Content starts

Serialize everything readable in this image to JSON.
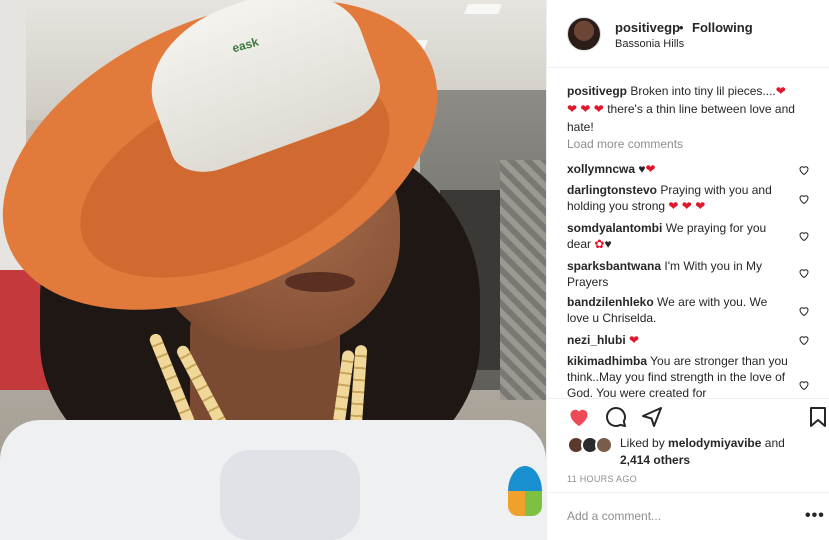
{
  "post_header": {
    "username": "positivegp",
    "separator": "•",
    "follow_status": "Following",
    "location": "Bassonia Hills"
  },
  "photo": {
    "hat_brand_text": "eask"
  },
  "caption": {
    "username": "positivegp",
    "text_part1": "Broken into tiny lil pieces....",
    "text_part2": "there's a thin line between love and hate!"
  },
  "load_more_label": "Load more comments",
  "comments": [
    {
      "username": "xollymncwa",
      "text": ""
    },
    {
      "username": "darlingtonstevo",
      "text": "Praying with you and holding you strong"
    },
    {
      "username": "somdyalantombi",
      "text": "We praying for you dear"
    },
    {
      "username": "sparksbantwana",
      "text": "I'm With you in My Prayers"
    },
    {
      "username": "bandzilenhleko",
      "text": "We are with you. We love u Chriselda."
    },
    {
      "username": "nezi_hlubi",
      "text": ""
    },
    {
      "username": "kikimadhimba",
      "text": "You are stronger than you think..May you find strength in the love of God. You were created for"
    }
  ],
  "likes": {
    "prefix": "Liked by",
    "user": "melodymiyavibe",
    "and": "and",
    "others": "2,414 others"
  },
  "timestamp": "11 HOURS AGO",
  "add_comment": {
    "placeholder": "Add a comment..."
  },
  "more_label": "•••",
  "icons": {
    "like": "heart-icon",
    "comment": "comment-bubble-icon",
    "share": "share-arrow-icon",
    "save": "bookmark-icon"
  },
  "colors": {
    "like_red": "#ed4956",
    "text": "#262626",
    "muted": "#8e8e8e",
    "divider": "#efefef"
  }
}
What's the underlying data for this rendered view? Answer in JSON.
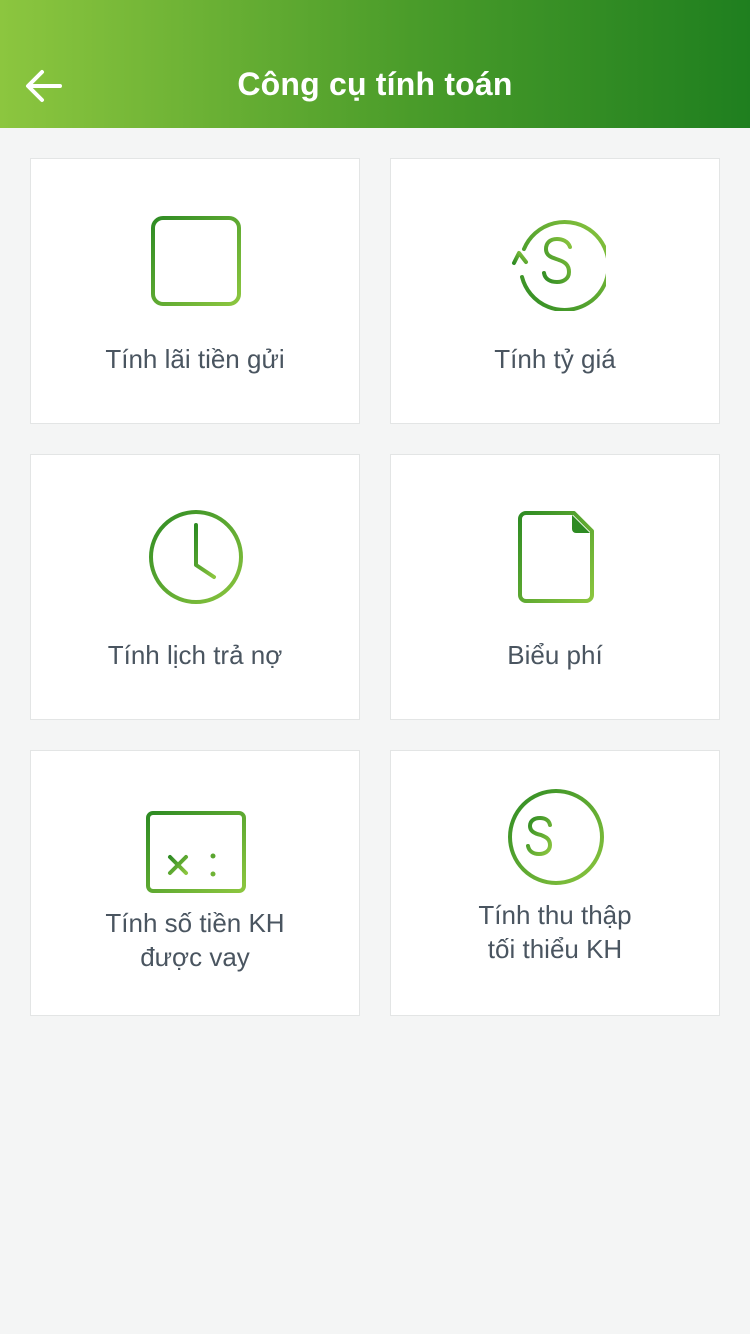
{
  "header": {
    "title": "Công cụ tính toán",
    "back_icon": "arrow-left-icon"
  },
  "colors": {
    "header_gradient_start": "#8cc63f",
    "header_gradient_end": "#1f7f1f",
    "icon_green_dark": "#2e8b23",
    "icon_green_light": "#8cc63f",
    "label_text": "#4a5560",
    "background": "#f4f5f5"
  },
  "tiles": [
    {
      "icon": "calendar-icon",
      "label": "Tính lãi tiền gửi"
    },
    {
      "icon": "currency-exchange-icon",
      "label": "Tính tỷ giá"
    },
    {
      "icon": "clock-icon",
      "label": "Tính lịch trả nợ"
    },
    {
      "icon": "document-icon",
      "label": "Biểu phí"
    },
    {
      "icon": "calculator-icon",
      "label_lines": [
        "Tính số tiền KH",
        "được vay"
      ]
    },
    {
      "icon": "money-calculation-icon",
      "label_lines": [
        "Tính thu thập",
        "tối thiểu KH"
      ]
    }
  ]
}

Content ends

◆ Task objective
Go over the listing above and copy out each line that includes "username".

◆ Response
    "username": "positivegp",
    "username": "positivegp",
      "username": "xollymncwa",
      "username": "darlingtonstevo",
      "username": "somdyalantombi",
      "username": "sparksbantwana",
      "username": "bandzilenhleko",
      "username": "nezi_hlubi",
      "username": "kikimadhimba",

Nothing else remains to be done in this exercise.